→ TASK INSTRUCTIONS: Without including any picture, return the complete set of records exactly.

→ INPUT:
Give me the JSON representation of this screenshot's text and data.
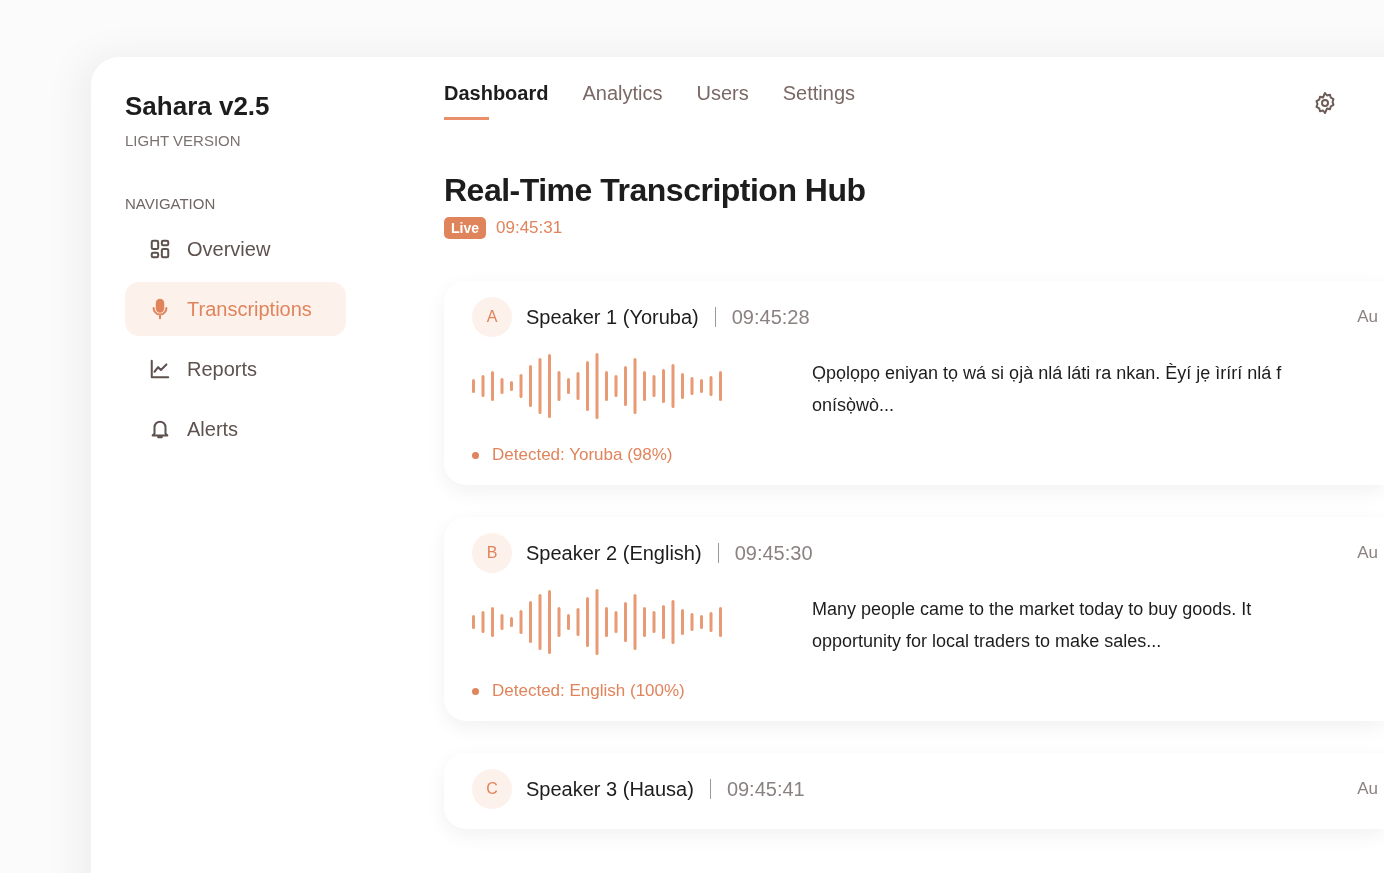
{
  "app": {
    "title": "Sahara v2.5",
    "subtitle": "LIGHT VERSION"
  },
  "navigation": {
    "heading": "NAVIGATION",
    "items": [
      {
        "label": "Overview",
        "selected": false
      },
      {
        "label": "Transcriptions",
        "selected": true
      },
      {
        "label": "Reports",
        "selected": false
      },
      {
        "label": "Alerts",
        "selected": false
      }
    ]
  },
  "tabs": [
    {
      "label": "Dashboard",
      "selected": true
    },
    {
      "label": "Analytics",
      "selected": false
    },
    {
      "label": "Users",
      "selected": false
    },
    {
      "label": "Settings",
      "selected": false
    }
  ],
  "page": {
    "title": "Real-Time Transcription Hub",
    "badge": "Live",
    "time": "09:45:31"
  },
  "entries": [
    {
      "avatar": "A",
      "speaker": "Speaker 1 (Yoruba)",
      "time": "09:45:28",
      "column_3": "Au",
      "detected": "Detected: Yoruba (98%)",
      "transcript": [
        "Ọpọlọpọ eniyan tọ wá si ọjà nlá láti ra nkan. Èyí jẹ ìrírí nlá f",
        "onísọ̀wò..."
      ]
    },
    {
      "avatar": "B",
      "speaker": "Speaker 2 (English)",
      "time": "09:45:30",
      "column_3": "Au",
      "detected": "Detected: English (100%)",
      "transcript": [
        "Many people came to the market today to buy goods. It",
        "opportunity for local traders to make sales..."
      ]
    },
    {
      "avatar": "C",
      "speaker": "Speaker 3 (Hausa)",
      "time": "09:45:41",
      "column_3": "Au"
    }
  ]
}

→ THE ANSWER:
Give me the JSON representation of this screenshot's text and data.
{
  "app": {
    "title": "Sahara v2.5",
    "subtitle": "LIGHT VERSION"
  },
  "navigation": {
    "heading": "NAVIGATION",
    "items": [
      {
        "label": "Overview",
        "selected": false
      },
      {
        "label": "Transcriptions",
        "selected": true
      },
      {
        "label": "Reports",
        "selected": false
      },
      {
        "label": "Alerts",
        "selected": false
      }
    ]
  },
  "tabs": [
    {
      "label": "Dashboard",
      "selected": true
    },
    {
      "label": "Analytics",
      "selected": false
    },
    {
      "label": "Users",
      "selected": false
    },
    {
      "label": "Settings",
      "selected": false
    }
  ],
  "page": {
    "title": "Real-Time Transcription Hub",
    "badge": "Live",
    "time": "09:45:31"
  },
  "entries": [
    {
      "avatar": "A",
      "speaker": "Speaker 1 (Yoruba)",
      "time": "09:45:28",
      "column_3": "Au",
      "detected": "Detected: Yoruba (98%)",
      "transcript": [
        "Ọpọlọpọ eniyan tọ wá si ọjà nlá láti ra nkan. Èyí jẹ ìrírí nlá f",
        "onísọ̀wò..."
      ]
    },
    {
      "avatar": "B",
      "speaker": "Speaker 2 (English)",
      "time": "09:45:30",
      "column_3": "Au",
      "detected": "Detected: English (100%)",
      "transcript": [
        "Many people came to the market today to buy goods. It",
        "opportunity for local traders to make sales..."
      ]
    },
    {
      "avatar": "C",
      "speaker": "Speaker 3 (Hausa)",
      "time": "09:45:41",
      "column_3": "Au"
    }
  ]
}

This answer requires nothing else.